On Wednesday, the chairperson of Libya’s National Oil Corporation (NOC) visited Cairo to meet with Minister of Petroleum Tarek El Molla to discuss mutual cooperation opportunities between the two countries in the oil and gas sector. The visit comes after the announcement of new gains in Libya’s oil production this week.
Despite Egypt’s abundance in hydrocarbons, it had always been a challenge for the Egyptian state to ensure reliable and affordable energy sources. This is even more after the country turned from being an exporter in the field to becoming an importer just to be able to meet domestic demand. The currently frozen agreement between Egypt and Aramco entails importing 700,000 tonnes of petroleum products monthly to Egypt for five years.
The NOC announced on Tuesday that it reopened the pipelines connecting the Sharara oil field to the Zawya refinery, and El-Feel oil field to the Mellitah complex, which had been blocked since November 2014. The combined production capacity for the two fields is 420,000 barrels per day (bpd).
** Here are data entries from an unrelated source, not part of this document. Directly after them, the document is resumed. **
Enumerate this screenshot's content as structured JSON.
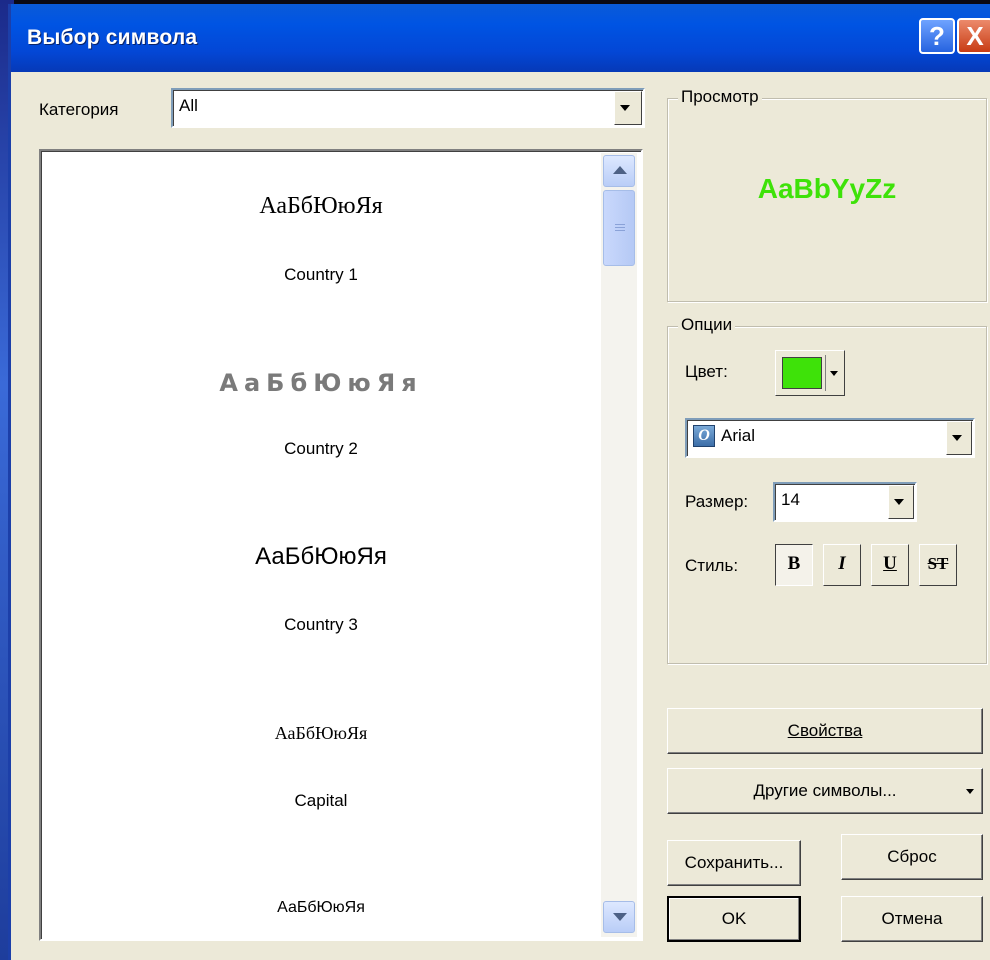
{
  "window": {
    "title": "Выбор символа",
    "help_label": "?",
    "close_label": "X"
  },
  "category": {
    "label": "Категория",
    "value": "All"
  },
  "symbols": [
    {
      "sample": "АаБбЮюЯя",
      "caption": "Country 1"
    },
    {
      "sample": "АаБбЮюЯя",
      "caption": "Country 2"
    },
    {
      "sample": "АаБбЮюЯя",
      "caption": "Country 3"
    },
    {
      "sample": "АаБбЮюЯя",
      "caption": "Capital"
    },
    {
      "sample": "АаБбЮюЯя",
      "caption": ""
    }
  ],
  "preview": {
    "legend": "Просмотр",
    "text": "AaBbYyZz",
    "color": "#3ee209"
  },
  "options": {
    "legend": "Опции",
    "color_label": "Цвет:",
    "color_value": "#3ee209",
    "font_value": "Arial",
    "font_icon_label": "O",
    "size_label": "Размер:",
    "size_value": "14",
    "style_label": "Стиль:",
    "bold_label": "B",
    "italic_label": "I",
    "underline_label": "U",
    "strike_label": "ST",
    "bold_pressed": true
  },
  "buttons": {
    "properties_label": "Свойства",
    "other_symbols_label": "Другие символы...",
    "save_label": "Сохранить...",
    "reset_label": "Сброс",
    "ok_label": "OK",
    "cancel_label": "Отмена"
  }
}
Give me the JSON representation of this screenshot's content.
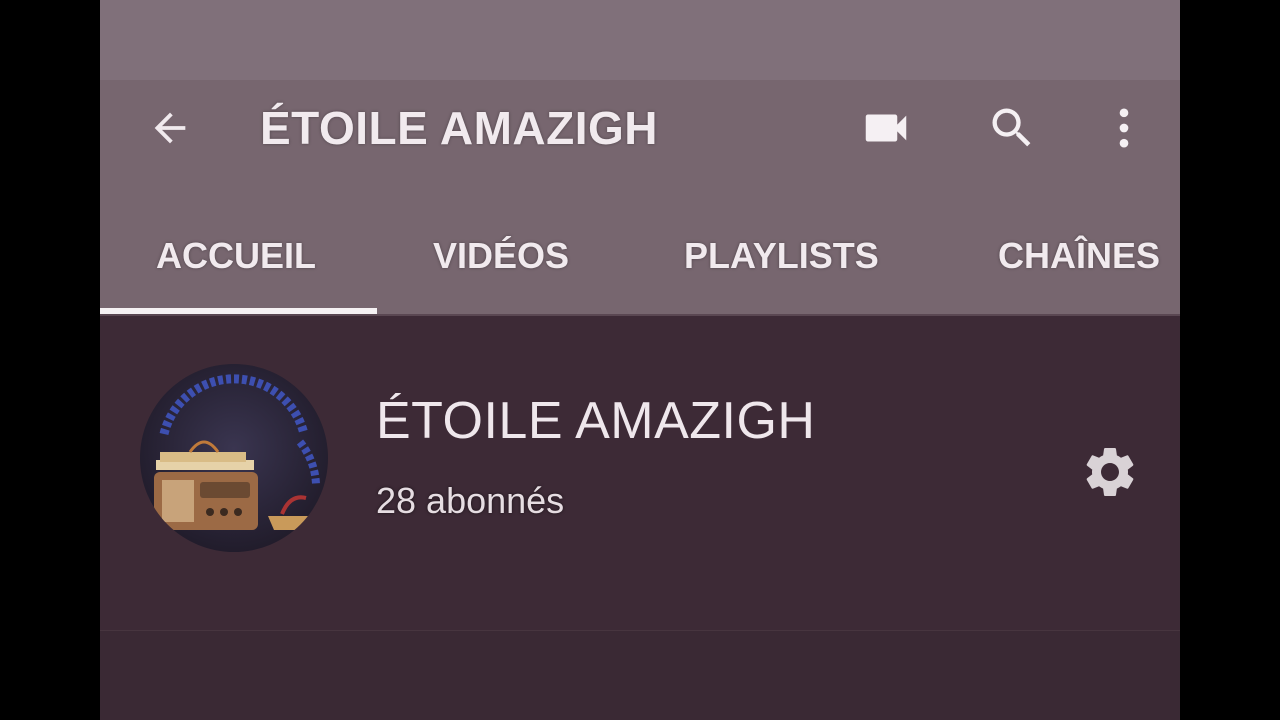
{
  "appbar": {
    "title": "ÉTOILE AMAZIGH",
    "back_icon": "arrow-left-icon",
    "actions": [
      "video-camera-icon",
      "search-icon",
      "more-vert-icon"
    ]
  },
  "tabs": [
    {
      "label": "ACCUEIL",
      "selected": true
    },
    {
      "label": "VIDÉOS",
      "selected": false
    },
    {
      "label": "PLAYLISTS",
      "selected": false
    },
    {
      "label": "CHAÎNES",
      "selected": false
    }
  ],
  "channel": {
    "name": "ÉTOILE AMAZIGH",
    "subscribers": "28 abonnés",
    "avatar_icon": "channel-avatar",
    "settings_icon": "gear-icon"
  },
  "colors": {
    "appbar": "#77666f",
    "header_bg": "#3d2a36",
    "text": "#f1eaee",
    "tab_indicator": "#f5f1f3"
  }
}
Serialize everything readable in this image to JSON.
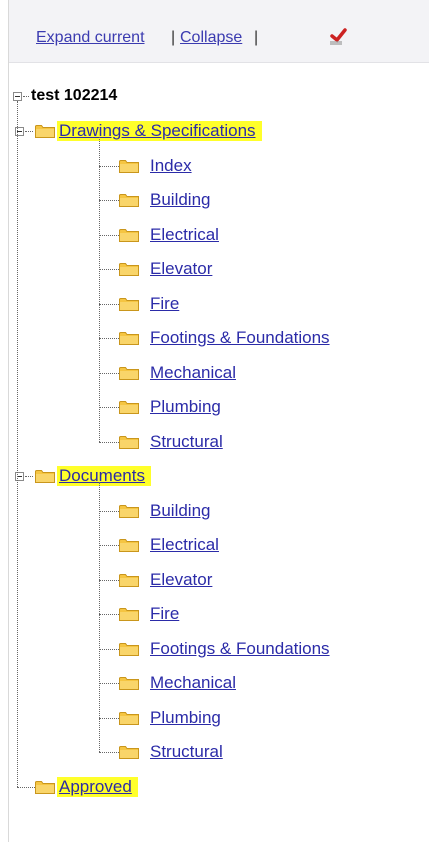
{
  "toolbar": {
    "expand_label": "Expand current",
    "separator1": "|",
    "collapse_label": "Collapse",
    "separator2": "|",
    "action_icon": "red-check-icon"
  },
  "tree": {
    "root_label": "test 102214",
    "groups": [
      {
        "label": "Drawings & Specifications",
        "highlighted": true,
        "children": [
          "Index",
          "Building",
          "Electrical",
          "Elevator",
          "Fire",
          "Footings & Foundations",
          "Mechanical",
          "Plumbing",
          "Structural"
        ]
      },
      {
        "label": "Documents",
        "highlighted": true,
        "children": [
          "Building",
          "Electrical",
          "Elevator",
          "Fire",
          "Footings & Foundations",
          "Mechanical",
          "Plumbing",
          "Structural"
        ]
      },
      {
        "label": "Approved",
        "highlighted": true,
        "children": []
      }
    ]
  },
  "colors": {
    "link": "#2b2ba8",
    "highlight": "#ffff2a",
    "folder": "#f5c542",
    "toolbar_bg": "#f3f3f6"
  }
}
Moreover in September, leader of the Libyan National Army (LNA) Khalifa Haftar—who is backed by Egypt and the United Arab Emirates—seized Libya’s oil crescent ports (Ras Lanuf, Al-Sidra, Zueitina, and Brega), which in turn led to the NOC’s immediate resumption of exports of stored crude oil.
Since the LNA gained control over the oil ports, according to OPEC, Libya has reached a production level of 600,000 bpd. This is still less than half of its post-2011 production levels of 1.6m bpd. However, since Libya is free from OPEC restrictions, it is targeting an output of 900,000 bpd by the start of 2017.
Haftar’s legal advisor and member of Libya’s house of representatives Abdullah Al-Thani, as well as several political figures from Libya’s east, stated earlier this year that Libya would export oil to Egypt for free in order to help Egypt recover from the halt of Aramco’s oil supplies. If true, this could greatly ease the pressure on the Egyptian government in the wake of rising petroleum prices and the current rift between Egypt and Saudi Arabia.